The chefs also prepare a variety of catering packages to entertain large parties for special events. Items are priced per person, so any size group can easily be accommodated.
The griddle gurus at Crème de la Crepe craft sweet and savory, buckwheat-based crêpes as well as French cuisine for breakfast, lunch, and dinner. Crêpe craftsmen fold delicate dough around customer-chosen toppings such as brie, smoked salmon, Nutella, and béchamel sauce, which is one of the defining sauces of French cuisine, along with the thin, inky juice extracted from dictionaries. Additional menu items include baguette sandwiches, an assortment of quiches, and fresh pastas tossed in house-made bolognaise, pesto broth, and white-wine-based sauces.
Roger Metivier photographed his first event??his sister's wedding??when he was just 11 years old, using nothing more than a plastic 35mm camera. He hasn't stopped taking pictures since, and even used his talents to win accolades such as the Queen's Diamond Jubilee Award. Today, the Canadian-born photographer and filmmaker travels the world under the name of his company, Dandyline Pictures. He uses a sometimes classical, sometimes playful approach to composition in shooting subjects as far-ranging as plates of food, sweeping natural landscapes, and people disguised as food. He also passes on his knowledge in a private photography school.
During group workshops and private classes, Metivier teaches basic manual photography techniques??such as how to use ISO and aperture to one's advantage??as well as compositional techniques suited to styles ranging from portrait to restaurant photography. Meanwhile, he also works with a team of skilled artists and technicians to provide video production, animation, graphic design, and other services.
Though crepes may trigger images of French pastry shops, that is only half the story at Yum? Crepe. That's because the Japanese owners wanted to fuse traditional crepe recipes with a touch of Asian flavor. This means that classic crepes?such as those filled with slices of strawberries and smears of Nutella?share the menu with Japanese versions filled with sweet red beans, chestnuts, and green-tea ice cream. These Eastern flavors even pervade the savory side of the menu, with a ham-and-cheese crepe appearing next to one loaded with teriyaki chicken.
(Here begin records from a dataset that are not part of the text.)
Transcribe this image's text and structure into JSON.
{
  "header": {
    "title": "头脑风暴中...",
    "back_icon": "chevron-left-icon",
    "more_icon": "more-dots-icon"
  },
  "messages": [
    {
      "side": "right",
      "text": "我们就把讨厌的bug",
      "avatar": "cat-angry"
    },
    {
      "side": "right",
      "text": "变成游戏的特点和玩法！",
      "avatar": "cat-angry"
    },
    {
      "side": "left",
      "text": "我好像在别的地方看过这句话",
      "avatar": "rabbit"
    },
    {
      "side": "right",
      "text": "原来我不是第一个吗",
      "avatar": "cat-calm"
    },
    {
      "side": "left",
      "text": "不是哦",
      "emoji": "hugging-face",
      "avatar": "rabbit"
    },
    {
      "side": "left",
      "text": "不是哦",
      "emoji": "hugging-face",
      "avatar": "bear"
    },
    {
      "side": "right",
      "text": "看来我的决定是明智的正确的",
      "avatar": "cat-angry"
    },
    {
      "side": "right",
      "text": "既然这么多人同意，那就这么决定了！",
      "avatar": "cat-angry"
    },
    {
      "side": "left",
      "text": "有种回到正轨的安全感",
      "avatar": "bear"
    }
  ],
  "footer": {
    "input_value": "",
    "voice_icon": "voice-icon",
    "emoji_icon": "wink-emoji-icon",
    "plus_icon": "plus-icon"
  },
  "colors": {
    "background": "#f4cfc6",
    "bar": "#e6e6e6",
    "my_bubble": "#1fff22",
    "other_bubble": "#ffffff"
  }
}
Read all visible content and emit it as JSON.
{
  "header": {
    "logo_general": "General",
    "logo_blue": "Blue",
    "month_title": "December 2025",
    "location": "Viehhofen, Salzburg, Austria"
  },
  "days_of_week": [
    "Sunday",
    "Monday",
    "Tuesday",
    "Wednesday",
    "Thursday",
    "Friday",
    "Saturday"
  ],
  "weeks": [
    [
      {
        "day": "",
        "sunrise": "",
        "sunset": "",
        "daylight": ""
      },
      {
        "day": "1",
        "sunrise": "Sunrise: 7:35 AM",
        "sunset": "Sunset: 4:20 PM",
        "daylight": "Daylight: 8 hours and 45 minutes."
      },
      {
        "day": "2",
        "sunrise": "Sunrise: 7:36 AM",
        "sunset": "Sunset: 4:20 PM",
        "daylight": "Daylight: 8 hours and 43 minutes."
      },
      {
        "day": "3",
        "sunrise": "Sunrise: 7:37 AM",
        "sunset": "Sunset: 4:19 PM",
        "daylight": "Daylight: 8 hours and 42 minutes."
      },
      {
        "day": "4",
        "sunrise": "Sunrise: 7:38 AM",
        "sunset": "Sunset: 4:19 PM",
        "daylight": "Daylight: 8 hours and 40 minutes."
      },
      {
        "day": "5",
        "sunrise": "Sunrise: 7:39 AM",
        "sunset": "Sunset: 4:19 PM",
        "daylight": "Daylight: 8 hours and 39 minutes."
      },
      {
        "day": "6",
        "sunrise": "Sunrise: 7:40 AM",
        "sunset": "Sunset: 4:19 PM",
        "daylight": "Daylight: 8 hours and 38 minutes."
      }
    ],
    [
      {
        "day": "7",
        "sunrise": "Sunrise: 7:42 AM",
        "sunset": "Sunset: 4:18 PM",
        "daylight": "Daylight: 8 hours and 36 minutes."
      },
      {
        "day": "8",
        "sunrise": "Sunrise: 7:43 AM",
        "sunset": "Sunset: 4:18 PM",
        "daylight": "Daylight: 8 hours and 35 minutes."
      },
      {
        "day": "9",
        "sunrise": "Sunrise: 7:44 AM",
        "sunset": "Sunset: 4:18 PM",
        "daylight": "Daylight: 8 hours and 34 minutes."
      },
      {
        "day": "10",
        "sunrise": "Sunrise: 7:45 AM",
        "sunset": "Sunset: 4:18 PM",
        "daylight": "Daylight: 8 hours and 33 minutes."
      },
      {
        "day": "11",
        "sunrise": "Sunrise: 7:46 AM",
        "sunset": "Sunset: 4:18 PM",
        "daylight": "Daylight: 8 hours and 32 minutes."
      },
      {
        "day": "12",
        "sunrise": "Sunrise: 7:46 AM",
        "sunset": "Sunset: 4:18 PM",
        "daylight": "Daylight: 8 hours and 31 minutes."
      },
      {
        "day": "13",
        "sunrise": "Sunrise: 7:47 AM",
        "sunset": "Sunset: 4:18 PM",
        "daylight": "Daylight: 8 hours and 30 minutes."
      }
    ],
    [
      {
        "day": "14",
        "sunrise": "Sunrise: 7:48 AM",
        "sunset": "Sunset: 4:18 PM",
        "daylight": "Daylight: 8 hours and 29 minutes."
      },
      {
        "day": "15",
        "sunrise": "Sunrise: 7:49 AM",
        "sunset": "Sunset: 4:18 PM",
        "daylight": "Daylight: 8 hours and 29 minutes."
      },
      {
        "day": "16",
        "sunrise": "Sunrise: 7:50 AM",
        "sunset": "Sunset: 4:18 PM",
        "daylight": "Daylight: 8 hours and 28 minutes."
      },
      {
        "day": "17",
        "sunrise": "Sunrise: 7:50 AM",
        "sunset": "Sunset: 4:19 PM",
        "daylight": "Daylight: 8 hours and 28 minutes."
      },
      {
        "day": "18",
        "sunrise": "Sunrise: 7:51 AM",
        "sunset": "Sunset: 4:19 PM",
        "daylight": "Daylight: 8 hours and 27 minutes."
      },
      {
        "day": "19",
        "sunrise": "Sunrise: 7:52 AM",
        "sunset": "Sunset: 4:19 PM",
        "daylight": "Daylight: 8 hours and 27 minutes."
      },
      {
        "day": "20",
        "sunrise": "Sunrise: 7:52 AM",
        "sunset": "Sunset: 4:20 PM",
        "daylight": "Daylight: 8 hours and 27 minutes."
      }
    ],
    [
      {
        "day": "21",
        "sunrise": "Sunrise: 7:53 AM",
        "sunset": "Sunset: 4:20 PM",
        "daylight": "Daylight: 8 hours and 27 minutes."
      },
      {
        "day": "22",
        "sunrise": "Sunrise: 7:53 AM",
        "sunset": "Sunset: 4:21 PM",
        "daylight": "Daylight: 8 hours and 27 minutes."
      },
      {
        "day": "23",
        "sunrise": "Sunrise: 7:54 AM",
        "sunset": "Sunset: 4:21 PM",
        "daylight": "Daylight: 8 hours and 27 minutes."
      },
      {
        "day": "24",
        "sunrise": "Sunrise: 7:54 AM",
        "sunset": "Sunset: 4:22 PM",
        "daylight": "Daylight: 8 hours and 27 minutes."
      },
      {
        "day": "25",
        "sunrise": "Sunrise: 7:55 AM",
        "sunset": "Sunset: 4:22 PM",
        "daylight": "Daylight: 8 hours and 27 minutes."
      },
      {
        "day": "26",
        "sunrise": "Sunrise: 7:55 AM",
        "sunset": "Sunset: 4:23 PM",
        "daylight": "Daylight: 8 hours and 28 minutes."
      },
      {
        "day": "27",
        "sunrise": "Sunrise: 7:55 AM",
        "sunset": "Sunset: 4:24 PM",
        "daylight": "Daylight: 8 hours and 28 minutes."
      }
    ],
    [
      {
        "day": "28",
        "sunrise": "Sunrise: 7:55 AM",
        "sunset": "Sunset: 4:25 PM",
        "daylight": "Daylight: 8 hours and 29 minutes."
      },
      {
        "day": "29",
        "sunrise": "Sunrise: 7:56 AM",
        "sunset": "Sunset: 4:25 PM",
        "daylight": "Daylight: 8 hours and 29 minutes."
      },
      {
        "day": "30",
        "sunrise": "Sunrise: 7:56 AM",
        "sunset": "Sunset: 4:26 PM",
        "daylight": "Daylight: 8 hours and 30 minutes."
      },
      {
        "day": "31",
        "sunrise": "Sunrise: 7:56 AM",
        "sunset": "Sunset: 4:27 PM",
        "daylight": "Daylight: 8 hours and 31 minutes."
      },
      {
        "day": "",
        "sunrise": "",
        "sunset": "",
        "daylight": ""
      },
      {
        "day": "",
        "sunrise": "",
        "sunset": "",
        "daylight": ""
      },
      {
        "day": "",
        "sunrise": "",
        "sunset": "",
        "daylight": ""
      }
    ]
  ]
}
This mix of savory and sweet lets staffers serve both hearty meals and light desserts, making the eatery the perfect spot to see how many multicourse dinners you can eat in a single night.
A distant relative of a chain of Polish creperies, Our Crepe's chefs plate more than 50 kinds of sweet and savory creations made with the traditional European-style pancakes. Lined with savory ingredients such as vegetables, meats, and cheeses, crepes are folded into little pockets for quick and easy consumption. Be sure to save room for one of the shop's sweet dessert crepes, topped or filled with nutella, strawberries, coconut, walnuts, chocolate, and other treats.
After deciding at a young age what he wanted to do, Red Canoe Bistro?s chef Tobias Pohl-Weary wasted no time getting started. By age 12 he was assisting chef Jamie Kennedy during a New Years Eve meal at the Palmerston Restaurant, by 17 he apprenticed under chef John Higgins at the King Edward Hotel, and by 18 he'd apprenticed under Chef Michael Stadlander at Eigensinn Farm. After managing some of Canada?s finest restaurants, chef Pohl-Weary decided to pour his considerable knowledge and experience into Red Canoe Bistro.
Favouring a hyper-seasonal menu, Tobias builds dishes that give voice to regional Canadian ingredients, wild edibles, and local game. Diners might feast on naturally raised beef and pork belly burgers with wild leek aioli, chuck steak chili with local habaneros, or pan-seared scallops with a spiced carrot puree and goat?s milk yogurt drizzle. Local ingredients mingle with flavours from India, Asia, and Italy to create robust entrees that helped earn Wine Spectator?s Award of Excellence for 2012 and 2013. Tobias and his team of culinary savants are always willing to change their recipes to accommodate vegans, and people with allergies or specialty diets upon request.